**DESCRIPTION OF THE TASK**
Every line of the material below in which "color" shows up is to be located and copied.

**EXTRACTED DATA**

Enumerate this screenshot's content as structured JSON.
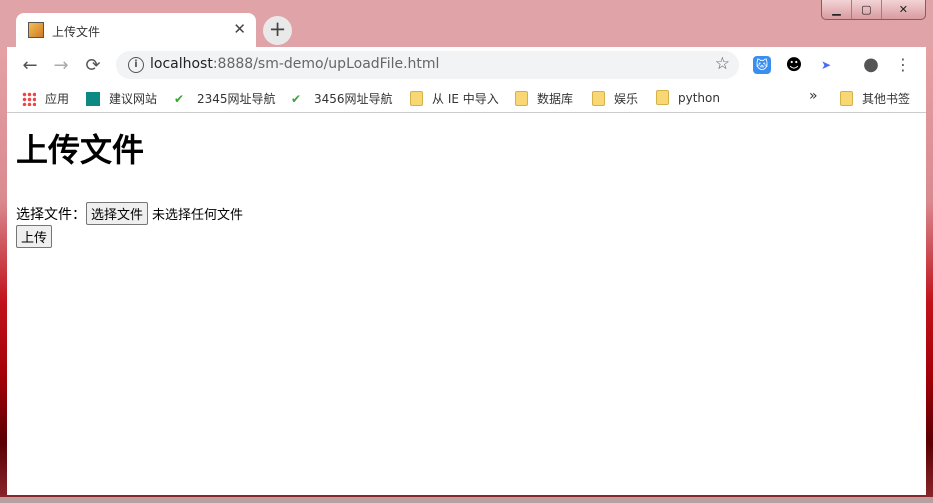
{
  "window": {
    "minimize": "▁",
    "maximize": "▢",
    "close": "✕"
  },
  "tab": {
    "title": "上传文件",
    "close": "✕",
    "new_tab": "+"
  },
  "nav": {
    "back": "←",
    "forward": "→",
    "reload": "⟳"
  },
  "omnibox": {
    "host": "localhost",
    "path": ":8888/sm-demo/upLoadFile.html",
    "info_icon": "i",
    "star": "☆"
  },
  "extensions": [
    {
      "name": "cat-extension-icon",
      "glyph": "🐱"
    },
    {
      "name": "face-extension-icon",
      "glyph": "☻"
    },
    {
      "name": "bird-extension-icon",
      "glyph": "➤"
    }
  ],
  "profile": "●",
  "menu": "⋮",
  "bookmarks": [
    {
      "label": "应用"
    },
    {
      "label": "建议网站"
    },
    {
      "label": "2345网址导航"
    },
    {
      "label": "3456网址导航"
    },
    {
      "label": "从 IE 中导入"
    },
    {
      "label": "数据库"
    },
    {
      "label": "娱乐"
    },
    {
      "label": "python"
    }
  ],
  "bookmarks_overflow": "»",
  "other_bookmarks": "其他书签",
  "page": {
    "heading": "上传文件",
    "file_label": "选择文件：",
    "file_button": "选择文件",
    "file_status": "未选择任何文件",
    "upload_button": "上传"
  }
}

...

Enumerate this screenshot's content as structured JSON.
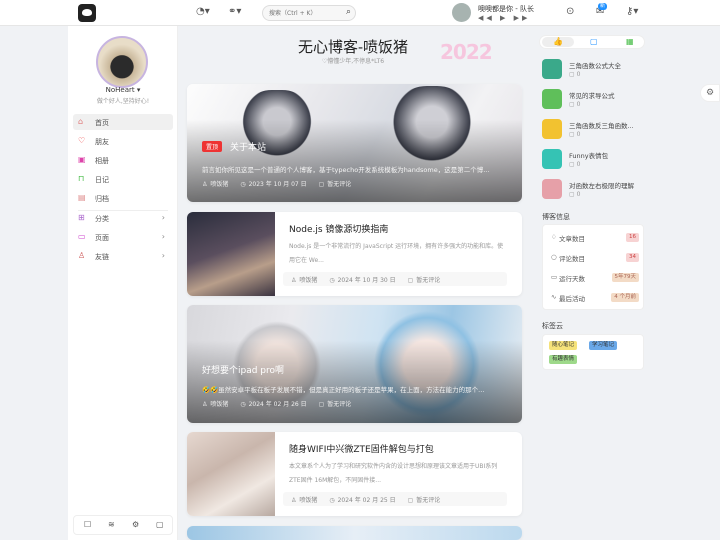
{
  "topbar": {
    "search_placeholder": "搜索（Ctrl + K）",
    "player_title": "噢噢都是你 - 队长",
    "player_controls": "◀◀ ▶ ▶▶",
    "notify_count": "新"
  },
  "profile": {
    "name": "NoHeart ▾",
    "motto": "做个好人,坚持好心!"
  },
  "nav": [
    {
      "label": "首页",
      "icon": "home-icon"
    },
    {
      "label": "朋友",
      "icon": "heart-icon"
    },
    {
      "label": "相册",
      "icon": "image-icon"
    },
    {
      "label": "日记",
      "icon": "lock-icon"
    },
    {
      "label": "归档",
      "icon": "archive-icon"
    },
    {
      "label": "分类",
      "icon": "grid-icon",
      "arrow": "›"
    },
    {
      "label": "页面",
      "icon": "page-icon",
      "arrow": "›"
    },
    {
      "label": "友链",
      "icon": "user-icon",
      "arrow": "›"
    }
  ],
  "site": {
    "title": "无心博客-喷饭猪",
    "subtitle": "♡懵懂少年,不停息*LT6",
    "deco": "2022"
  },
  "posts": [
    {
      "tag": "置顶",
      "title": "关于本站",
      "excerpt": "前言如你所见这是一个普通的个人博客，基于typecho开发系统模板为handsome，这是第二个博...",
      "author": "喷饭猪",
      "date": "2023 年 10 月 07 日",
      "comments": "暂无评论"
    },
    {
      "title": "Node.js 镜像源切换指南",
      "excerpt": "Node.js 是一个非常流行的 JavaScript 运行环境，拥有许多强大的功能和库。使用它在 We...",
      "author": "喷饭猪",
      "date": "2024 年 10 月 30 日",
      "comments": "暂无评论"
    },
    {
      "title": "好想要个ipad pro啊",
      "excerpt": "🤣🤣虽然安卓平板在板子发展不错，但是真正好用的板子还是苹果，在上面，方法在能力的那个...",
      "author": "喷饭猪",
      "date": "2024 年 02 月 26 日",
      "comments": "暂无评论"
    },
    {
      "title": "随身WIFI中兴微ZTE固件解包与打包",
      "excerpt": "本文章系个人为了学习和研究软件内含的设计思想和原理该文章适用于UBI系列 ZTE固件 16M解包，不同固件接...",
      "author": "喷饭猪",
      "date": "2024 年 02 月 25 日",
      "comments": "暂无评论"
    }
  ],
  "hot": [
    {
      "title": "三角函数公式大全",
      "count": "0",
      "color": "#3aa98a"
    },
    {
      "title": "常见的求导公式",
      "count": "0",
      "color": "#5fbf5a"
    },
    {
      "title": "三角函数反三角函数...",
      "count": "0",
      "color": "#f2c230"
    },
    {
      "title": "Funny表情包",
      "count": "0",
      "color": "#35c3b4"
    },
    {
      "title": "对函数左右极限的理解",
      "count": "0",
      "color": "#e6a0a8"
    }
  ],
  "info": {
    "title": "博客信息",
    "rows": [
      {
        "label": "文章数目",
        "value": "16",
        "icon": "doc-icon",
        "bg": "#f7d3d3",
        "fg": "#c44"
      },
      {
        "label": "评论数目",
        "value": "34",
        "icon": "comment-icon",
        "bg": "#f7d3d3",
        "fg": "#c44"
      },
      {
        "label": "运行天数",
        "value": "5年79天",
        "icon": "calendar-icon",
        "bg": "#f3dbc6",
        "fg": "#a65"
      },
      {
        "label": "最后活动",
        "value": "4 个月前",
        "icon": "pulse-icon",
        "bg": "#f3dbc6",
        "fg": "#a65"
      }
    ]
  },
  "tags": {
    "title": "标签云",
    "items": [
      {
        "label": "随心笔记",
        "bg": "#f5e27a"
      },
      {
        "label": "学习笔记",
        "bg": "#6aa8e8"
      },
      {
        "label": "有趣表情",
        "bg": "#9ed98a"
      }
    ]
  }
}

**PROBLEM SOLUTION**
      "color": "#3aa98a"
      "color": "#5fbf5a"
      "color": "#f2c230"
      "color": "#35c3b4"
      "color": "#e6a0a8"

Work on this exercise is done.